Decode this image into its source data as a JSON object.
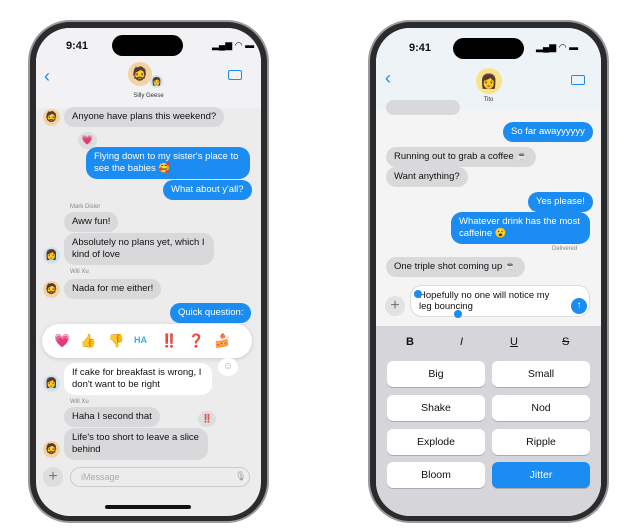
{
  "left": {
    "time": "9:41",
    "group_name": "Silly Geese",
    "messages": [
      "Anyone have plans this weekend?",
      "Flying down to my sister's place to see the babies 🥰",
      "What about y'all?",
      "Aww fun!",
      "Absolutely no plans yet, which I kind of love",
      "Nada for me either!",
      "Quick question:",
      "If cake for breakfast is wrong, I don't want to be right",
      "Haha I second that",
      "Life's too short to leave a slice behind"
    ],
    "senders": [
      "Mark Disler",
      "Will Xu",
      "Will Xu"
    ],
    "tapbacks": [
      "💗",
      "‼️"
    ],
    "reactions": [
      "💗",
      "👍",
      "👎",
      "HA",
      "‼️",
      "❓",
      "🍰"
    ],
    "input_placeholder": "iMessage"
  },
  "right": {
    "time": "9:41",
    "contact_name": "Tito",
    "messages": [
      "So far awayyyyyy",
      "Running out to grab a coffee ☕",
      "Want anything?",
      "Yes please!",
      "Whatever drink has the most caffeine 😮",
      "One triple shot coming up ☕"
    ],
    "status": "Delivered",
    "draft_text": "Hopefully no one will notice my leg bouncing",
    "format": [
      "B",
      "I",
      "U",
      "S"
    ],
    "effects": [
      "Big",
      "Small",
      "Shake",
      "Nod",
      "Explode",
      "Ripple",
      "Bloom",
      "Jitter"
    ],
    "selected_effect": "Jitter"
  },
  "colors": {
    "accent": "#1a8cf2",
    "incoming": "#d9d9dc"
  }
}
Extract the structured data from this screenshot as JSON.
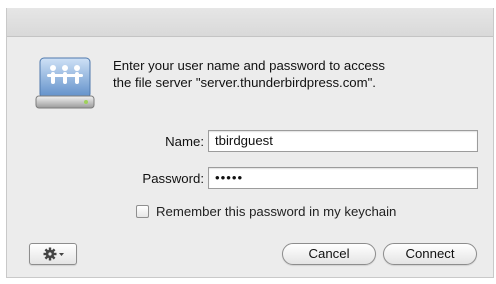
{
  "dialog": {
    "message_line1": "Enter your user name and password to access",
    "message_line2": "the file server \"server.thunderbirdpress.com\".",
    "name_label": "Name:",
    "name_value": "tbirdguest",
    "password_label": "Password:",
    "password_value": "•••••",
    "remember_label": "Remember this password in my keychain",
    "remember_checked": false,
    "cancel_label": "Cancel",
    "connect_label": "Connect",
    "gear_icon": "gear-icon",
    "server_icon": "file-server-icon"
  },
  "colors": {
    "accent": "#7aa6d8",
    "window_bg": "#ececec"
  }
}
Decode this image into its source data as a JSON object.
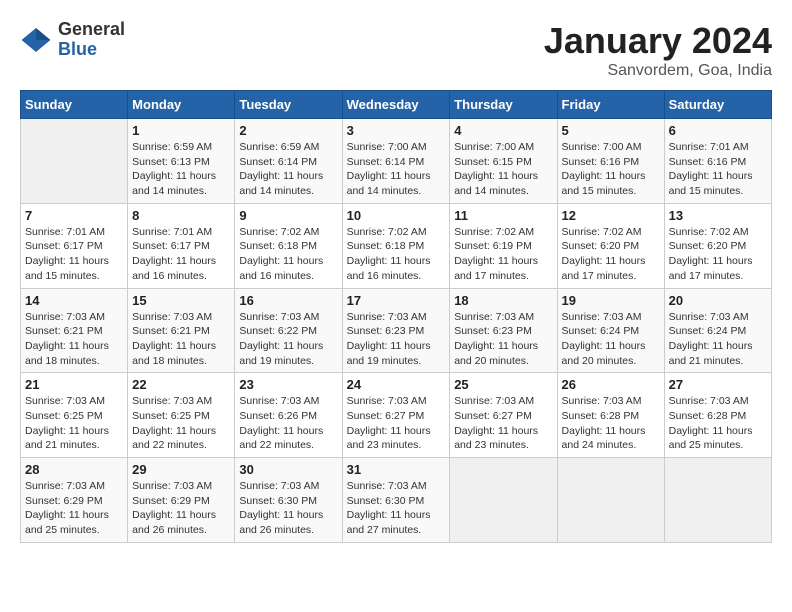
{
  "header": {
    "logo_general": "General",
    "logo_blue": "Blue",
    "title": "January 2024",
    "location": "Sanvordem, Goa, India"
  },
  "weekdays": [
    "Sunday",
    "Monday",
    "Tuesday",
    "Wednesday",
    "Thursday",
    "Friday",
    "Saturday"
  ],
  "weeks": [
    [
      {
        "day": "",
        "sunrise": "",
        "sunset": "",
        "daylight": ""
      },
      {
        "day": "1",
        "sunrise": "Sunrise: 6:59 AM",
        "sunset": "Sunset: 6:13 PM",
        "daylight": "Daylight: 11 hours and 14 minutes."
      },
      {
        "day": "2",
        "sunrise": "Sunrise: 6:59 AM",
        "sunset": "Sunset: 6:14 PM",
        "daylight": "Daylight: 11 hours and 14 minutes."
      },
      {
        "day": "3",
        "sunrise": "Sunrise: 7:00 AM",
        "sunset": "Sunset: 6:14 PM",
        "daylight": "Daylight: 11 hours and 14 minutes."
      },
      {
        "day": "4",
        "sunrise": "Sunrise: 7:00 AM",
        "sunset": "Sunset: 6:15 PM",
        "daylight": "Daylight: 11 hours and 14 minutes."
      },
      {
        "day": "5",
        "sunrise": "Sunrise: 7:00 AM",
        "sunset": "Sunset: 6:16 PM",
        "daylight": "Daylight: 11 hours and 15 minutes."
      },
      {
        "day": "6",
        "sunrise": "Sunrise: 7:01 AM",
        "sunset": "Sunset: 6:16 PM",
        "daylight": "Daylight: 11 hours and 15 minutes."
      }
    ],
    [
      {
        "day": "7",
        "sunrise": "Sunrise: 7:01 AM",
        "sunset": "Sunset: 6:17 PM",
        "daylight": "Daylight: 11 hours and 15 minutes."
      },
      {
        "day": "8",
        "sunrise": "Sunrise: 7:01 AM",
        "sunset": "Sunset: 6:17 PM",
        "daylight": "Daylight: 11 hours and 16 minutes."
      },
      {
        "day": "9",
        "sunrise": "Sunrise: 7:02 AM",
        "sunset": "Sunset: 6:18 PM",
        "daylight": "Daylight: 11 hours and 16 minutes."
      },
      {
        "day": "10",
        "sunrise": "Sunrise: 7:02 AM",
        "sunset": "Sunset: 6:18 PM",
        "daylight": "Daylight: 11 hours and 16 minutes."
      },
      {
        "day": "11",
        "sunrise": "Sunrise: 7:02 AM",
        "sunset": "Sunset: 6:19 PM",
        "daylight": "Daylight: 11 hours and 17 minutes."
      },
      {
        "day": "12",
        "sunrise": "Sunrise: 7:02 AM",
        "sunset": "Sunset: 6:20 PM",
        "daylight": "Daylight: 11 hours and 17 minutes."
      },
      {
        "day": "13",
        "sunrise": "Sunrise: 7:02 AM",
        "sunset": "Sunset: 6:20 PM",
        "daylight": "Daylight: 11 hours and 17 minutes."
      }
    ],
    [
      {
        "day": "14",
        "sunrise": "Sunrise: 7:03 AM",
        "sunset": "Sunset: 6:21 PM",
        "daylight": "Daylight: 11 hours and 18 minutes."
      },
      {
        "day": "15",
        "sunrise": "Sunrise: 7:03 AM",
        "sunset": "Sunset: 6:21 PM",
        "daylight": "Daylight: 11 hours and 18 minutes."
      },
      {
        "day": "16",
        "sunrise": "Sunrise: 7:03 AM",
        "sunset": "Sunset: 6:22 PM",
        "daylight": "Daylight: 11 hours and 19 minutes."
      },
      {
        "day": "17",
        "sunrise": "Sunrise: 7:03 AM",
        "sunset": "Sunset: 6:23 PM",
        "daylight": "Daylight: 11 hours and 19 minutes."
      },
      {
        "day": "18",
        "sunrise": "Sunrise: 7:03 AM",
        "sunset": "Sunset: 6:23 PM",
        "daylight": "Daylight: 11 hours and 20 minutes."
      },
      {
        "day": "19",
        "sunrise": "Sunrise: 7:03 AM",
        "sunset": "Sunset: 6:24 PM",
        "daylight": "Daylight: 11 hours and 20 minutes."
      },
      {
        "day": "20",
        "sunrise": "Sunrise: 7:03 AM",
        "sunset": "Sunset: 6:24 PM",
        "daylight": "Daylight: 11 hours and 21 minutes."
      }
    ],
    [
      {
        "day": "21",
        "sunrise": "Sunrise: 7:03 AM",
        "sunset": "Sunset: 6:25 PM",
        "daylight": "Daylight: 11 hours and 21 minutes."
      },
      {
        "day": "22",
        "sunrise": "Sunrise: 7:03 AM",
        "sunset": "Sunset: 6:25 PM",
        "daylight": "Daylight: 11 hours and 22 minutes."
      },
      {
        "day": "23",
        "sunrise": "Sunrise: 7:03 AM",
        "sunset": "Sunset: 6:26 PM",
        "daylight": "Daylight: 11 hours and 22 minutes."
      },
      {
        "day": "24",
        "sunrise": "Sunrise: 7:03 AM",
        "sunset": "Sunset: 6:27 PM",
        "daylight": "Daylight: 11 hours and 23 minutes."
      },
      {
        "day": "25",
        "sunrise": "Sunrise: 7:03 AM",
        "sunset": "Sunset: 6:27 PM",
        "daylight": "Daylight: 11 hours and 23 minutes."
      },
      {
        "day": "26",
        "sunrise": "Sunrise: 7:03 AM",
        "sunset": "Sunset: 6:28 PM",
        "daylight": "Daylight: 11 hours and 24 minutes."
      },
      {
        "day": "27",
        "sunrise": "Sunrise: 7:03 AM",
        "sunset": "Sunset: 6:28 PM",
        "daylight": "Daylight: 11 hours and 25 minutes."
      }
    ],
    [
      {
        "day": "28",
        "sunrise": "Sunrise: 7:03 AM",
        "sunset": "Sunset: 6:29 PM",
        "daylight": "Daylight: 11 hours and 25 minutes."
      },
      {
        "day": "29",
        "sunrise": "Sunrise: 7:03 AM",
        "sunset": "Sunset: 6:29 PM",
        "daylight": "Daylight: 11 hours and 26 minutes."
      },
      {
        "day": "30",
        "sunrise": "Sunrise: 7:03 AM",
        "sunset": "Sunset: 6:30 PM",
        "daylight": "Daylight: 11 hours and 26 minutes."
      },
      {
        "day": "31",
        "sunrise": "Sunrise: 7:03 AM",
        "sunset": "Sunset: 6:30 PM",
        "daylight": "Daylight: 11 hours and 27 minutes."
      },
      {
        "day": "",
        "sunrise": "",
        "sunset": "",
        "daylight": ""
      },
      {
        "day": "",
        "sunrise": "",
        "sunset": "",
        "daylight": ""
      },
      {
        "day": "",
        "sunrise": "",
        "sunset": "",
        "daylight": ""
      }
    ]
  ]
}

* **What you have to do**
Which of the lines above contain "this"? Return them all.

* **Response**
Decode this image into its source data as a JSON object.
      "Anyone have plans this weekend?",
Extract the structured data from this screenshot as JSON.
    "remember_label": "Remember this password in my keychain",
Decode this image into its source data as a JSON object.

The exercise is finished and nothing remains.